Venezuelan opposition leader and pro-democracy advocate Leopoldo López raised concerns about the global rise of autocracy and advocated for democracy and freedom at a Wednesday event.
The event, titled “Facing Autocracy, A Global Challenge,” was hosted at Encina Hall by Stanford’s Center for Democracy, Development and the Rule of Law (CDDRL).
López is a leader of the democratic opposition movement in Venezuela. Today, autocrat Nicolás Maduro leads the Venezuelan state. CDDRL described López’s experience as living “through the gradual deterioration of what was once a regional reference for democracy” that transitioned “into an authoritarian regime that has created the worst humanitarian and migration crisis in the Western Hemisphere.”
López, the founder of the progressive and social-democratic political party Voluntad Popular, opened the talk by detailing his entrance into politics and the journey he took to founding the party. He served as the mayor of Chacao, Venezuela from 2000 to 2008 until he was no longer allowed to run for office because of restrictions instituted by the autocratic national government in Caracas.
López said he was one of many politicians who were targeted by the authoritarian state and disqualified from running for office because of alleged corruption. In response, López founded the Voluntad Popular party, whose mission he said is to ensure “all rights for all people.” López believes this message is representative of “the promised land of democracy.” In addition to promoting candidates for office, Voluntad Popular trains Venezuelans in non-violent protest and civil resistance, according to López.
In 2014, López was federally imprisoned for four years as a political prisoner before being placed under house arrest. He was eventually released in 2019. The cause of the arrest, according to López, was his leadership championing democracy and leading Venezuelans in non-violent protest. He later took refuge in the Spanish embassy in Caracas before moving to Spain in 2020. He has now lived in exile for over a year.
Throughout his talk, López emphasized the importance of democratic advocacy and the necessary steps to prevent the rise of autocracy. He pointed to civil society as a “main indicator of democratic growth,” believing that citizens who are united through a civil society are more inclined to join together to protest and push for democracy. López also advocated for sanctions against Venezuela from democratic world leaders, which he believes are a necessity to influence change in autocratic regimes. He also encouraged increased advocacy for political prisoners, which he described as a “lifeline” during his imprisonment.
Pushing for idealism and optimism in the global fight for freedom, López told attendees to “assuredly believe that we are facing an opportunity to create a global alliance for freedom and usher a fourth wave of democratization.”
“We are in a moment where we are obliged to create a freedom alliance that ignites the spirit of idealism,” López said.
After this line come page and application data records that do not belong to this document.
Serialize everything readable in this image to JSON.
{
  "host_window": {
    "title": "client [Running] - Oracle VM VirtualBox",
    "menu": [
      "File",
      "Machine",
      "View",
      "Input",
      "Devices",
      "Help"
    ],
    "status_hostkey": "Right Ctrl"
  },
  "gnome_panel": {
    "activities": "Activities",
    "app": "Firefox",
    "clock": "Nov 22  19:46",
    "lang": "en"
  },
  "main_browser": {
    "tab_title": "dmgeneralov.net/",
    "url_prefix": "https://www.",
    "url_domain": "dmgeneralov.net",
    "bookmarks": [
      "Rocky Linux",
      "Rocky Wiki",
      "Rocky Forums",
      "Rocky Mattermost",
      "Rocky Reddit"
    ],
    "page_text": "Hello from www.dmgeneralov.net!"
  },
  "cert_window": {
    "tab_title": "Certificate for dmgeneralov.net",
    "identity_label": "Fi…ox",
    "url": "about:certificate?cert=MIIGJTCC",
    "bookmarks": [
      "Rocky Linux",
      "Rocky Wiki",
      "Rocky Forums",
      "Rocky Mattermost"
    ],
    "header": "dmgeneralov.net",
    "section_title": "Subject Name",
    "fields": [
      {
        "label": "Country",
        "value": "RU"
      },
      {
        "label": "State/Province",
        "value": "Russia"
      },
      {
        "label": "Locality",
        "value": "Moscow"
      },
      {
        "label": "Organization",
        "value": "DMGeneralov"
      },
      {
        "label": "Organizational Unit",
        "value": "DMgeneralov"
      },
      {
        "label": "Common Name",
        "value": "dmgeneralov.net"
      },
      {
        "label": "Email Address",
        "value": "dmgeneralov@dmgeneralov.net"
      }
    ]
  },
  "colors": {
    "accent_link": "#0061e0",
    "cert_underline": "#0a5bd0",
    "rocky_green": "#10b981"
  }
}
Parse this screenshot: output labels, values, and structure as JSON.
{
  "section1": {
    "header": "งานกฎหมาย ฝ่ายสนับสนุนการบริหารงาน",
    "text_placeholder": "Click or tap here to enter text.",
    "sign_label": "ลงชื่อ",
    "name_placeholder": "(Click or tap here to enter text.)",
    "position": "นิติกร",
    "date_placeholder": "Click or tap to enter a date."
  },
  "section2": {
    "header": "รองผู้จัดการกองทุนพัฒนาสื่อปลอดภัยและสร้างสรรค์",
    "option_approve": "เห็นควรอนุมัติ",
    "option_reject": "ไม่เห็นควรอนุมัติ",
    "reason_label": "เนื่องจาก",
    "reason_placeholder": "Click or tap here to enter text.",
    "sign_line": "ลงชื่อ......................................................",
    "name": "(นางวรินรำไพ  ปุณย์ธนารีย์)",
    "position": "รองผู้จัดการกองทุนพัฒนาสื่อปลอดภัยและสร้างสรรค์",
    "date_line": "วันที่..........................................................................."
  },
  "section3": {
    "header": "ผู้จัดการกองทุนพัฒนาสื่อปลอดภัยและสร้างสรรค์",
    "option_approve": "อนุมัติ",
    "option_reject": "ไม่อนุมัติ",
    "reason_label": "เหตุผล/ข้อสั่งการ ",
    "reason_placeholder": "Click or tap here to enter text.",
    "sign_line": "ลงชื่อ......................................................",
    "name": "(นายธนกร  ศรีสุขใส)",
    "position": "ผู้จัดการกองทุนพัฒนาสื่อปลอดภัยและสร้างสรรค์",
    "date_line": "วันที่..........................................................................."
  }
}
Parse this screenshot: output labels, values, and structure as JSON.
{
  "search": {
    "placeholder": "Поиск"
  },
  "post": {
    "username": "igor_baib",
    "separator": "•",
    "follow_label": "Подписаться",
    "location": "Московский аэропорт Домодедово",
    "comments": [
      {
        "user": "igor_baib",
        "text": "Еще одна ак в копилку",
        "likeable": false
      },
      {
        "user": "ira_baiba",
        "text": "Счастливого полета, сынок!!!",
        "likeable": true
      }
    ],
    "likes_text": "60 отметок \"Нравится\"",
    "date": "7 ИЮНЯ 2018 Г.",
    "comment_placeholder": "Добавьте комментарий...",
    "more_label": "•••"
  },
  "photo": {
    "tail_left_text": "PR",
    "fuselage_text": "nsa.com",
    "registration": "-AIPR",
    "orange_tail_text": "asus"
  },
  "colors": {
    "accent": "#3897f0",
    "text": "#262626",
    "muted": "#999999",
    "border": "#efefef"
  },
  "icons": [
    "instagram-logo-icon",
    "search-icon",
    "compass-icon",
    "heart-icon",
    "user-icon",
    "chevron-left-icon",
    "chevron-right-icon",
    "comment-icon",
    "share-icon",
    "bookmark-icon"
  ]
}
The freedom alliance represents López’s ideal coalition of democratic states across the world advocating for democracy. He describes the alliance as “gasoline” for the rise of democracy and the fall of autocratic regimes.
López ended his talk by calling on Stanford students to take responsibility for fighting for freedom globally. The same, he said, goes for institutions such as Stanford, which also have an obligation to promote democracy.
Members of the audience, including students and staff, praised López’s talk.
“Leopoldo Lopez is a champion for freedom in the world, ” said Hoover Institution visiting fellow Markos Kounalakis. “He is passionate and committed and has paid, in many ways, a very high price for his work on behalf of democracy and freedom.”
CDDRL Director Kathryn Stoner said she hopes that López has “inspired Stanford students in the way that he has inspired all of us at CDDRL to take action. Democracy needs defenders.”
Venezuelan student Isabella Pacheco ’24 added that she was “grateful that Stanford is bringing in international politicians and promoting issues that many students may not be aware of.”